The Hole in the "Oil Spot" Strategy
Plus--You Can't Shut Anyone Up Anymore.
After all, what would happen if we won? Or to put it more precisely, what would happen if we stabilized the situation enough to stop the steady combat losses of Americans and enable the Iraqi polity and economy to move forward? (If you think that's unlikely, then consider this a useful thought experiment.)
The answer is pretty obvious: Attention would quickly shift back to domestic issues. Since Bush has no remaining saleable domestic agenda to speak of--and hasn't, really, since the passage of his Medicare drug plan--Democrats would clearly have the advantage. (Even on the national security front, attention might rightly focus on delayed accountability for whatever went wrong in Iraq, without fear that such scrutiny would undermine morale. Again, advantage Democrats.)
Krumm points out that that it was Bush's father's victory in the first Gulf war that opened the path for Clinton's election in 1992. Contrast that success with what happened in 1968, when the public became disillusioned with Lyndon Johnson's Vietnam War. They didn't turn to an antiwar Democrat. They turned to Richard Nixon and his "secret plan." Similarly, if Americans today sour on the Bush Iraq project, are they going to turn to Russ Feingold (even if he was right about the war) or John McCain who says he has a strategy to win? My guess is McCain.
If that's right, then succeeding in Iraq, as quickly as possible, may not only be the surest route to the White House for the Democrats. It may also be the quickest. ... If there is a way to win, Democrats have at least as big a partisan incentive to find it as Republicans do. ...[Via Instapundit] 11:10 P.M. link
Shift_Glitch: What's happening at Nissan's Canton, Mississippi factory? The big news in the 2006 Consumer Reports New Car Preview--which features a large-sample reliability survey--is that the vehicles built at this plant have dreadful reliability records. Their repair histories are so bad CR has to use a broken bar to fit them on its chart! The Nissan Quest minivan has a reliability score of 133% worse than average. The Nissan Titan pickup is 101% worse than average. The Armada SUV is 151% worse than average. And the $50,000 Infiniti QX56 SUV scores 297% worse than average, a result so bad it might have been thought unattainable. ... Maybe the Mississippi factory's record will improve--CR documents the tendency of carmakers to work the bugs out of a new model over several years. Maybe it's just a question of weeding out bad local suppliers. But the amount of money Nissan is saving by moving its headquarters from California to Tennessee can't possibly compensate for the hit it must be taking with angry customers. ... 10:39 P.M.

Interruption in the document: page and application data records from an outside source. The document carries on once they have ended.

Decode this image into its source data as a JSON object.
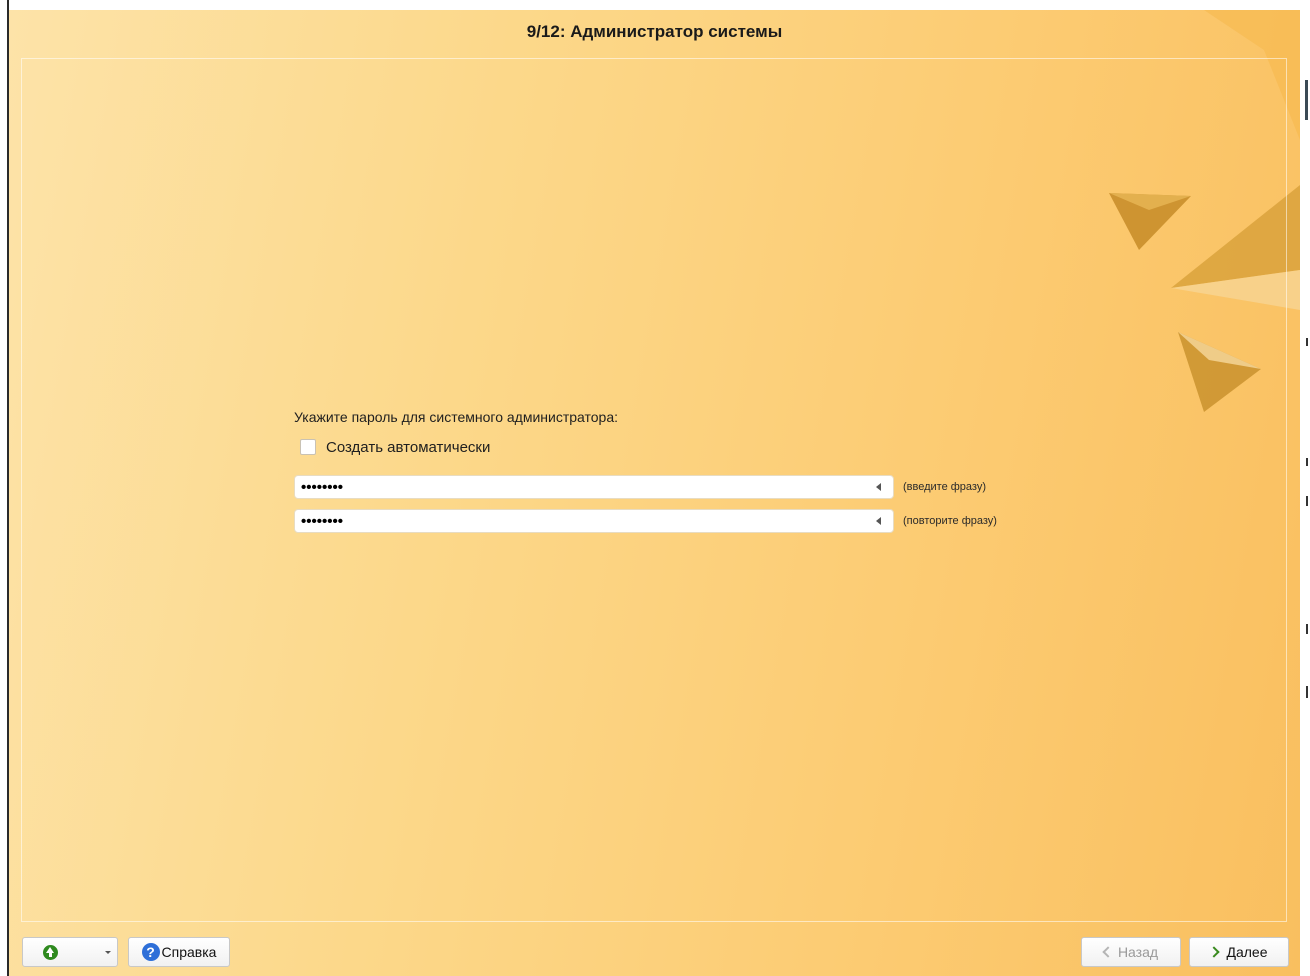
{
  "window": {
    "title": "9/12: Администратор системы"
  },
  "form": {
    "prompt": "Укажите пароль для системного администратора:",
    "auto_generate": {
      "label": "Создать автоматически",
      "checked": false
    },
    "password": {
      "value": "••••••••",
      "hint": "(введите фразу)"
    },
    "password_repeat": {
      "value": "••••••••",
      "hint": "(повторите фразу)"
    }
  },
  "bottom_bar": {
    "up_icon": "up-arrow-icon",
    "help_label": "Справка",
    "help_icon": "question-icon",
    "back_label": "Назад",
    "next_label": "Далее"
  },
  "colors": {
    "background_start": "#fde3a8",
    "background_end": "#f9bf5f",
    "up_icon": "#2f8a1f",
    "help_icon": "#2e6fd8"
  }
}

Hole in the oil spot: There's one thing I don't understand about the growing support for an "oil spot" strategy--which would have the U.S. military in Iraq "focus less on trying to secure the whole country and more on shoring up protection of major population centers." That might make great sense if all we were trying to do was pacify Iraq. But how does it make sense if there are terrorists running around the Iraqi hinterlands using them as a base from which they can attack lots of other countries, including possibly our own? Are we supposed to cede Zarqawi the territory outside the "major population centers"? ... 9:58 P.M.
I want to read Joe Nocera's article on TimesSelect but it's on TimesSelect! ... Update: It's free here. Nocera's instinct--that even what we'd consider healthy Internet revenue streams aren't nearly enough to sustain newspaper reporting as currently practiced--seems right. ... He somehow left out the Pinch-isn't-up-to-the-job angle I suggested. ... 1:33 A.M.
Photograph of Judith Miller on the Slate home page by Mark Wilson/Getty Images.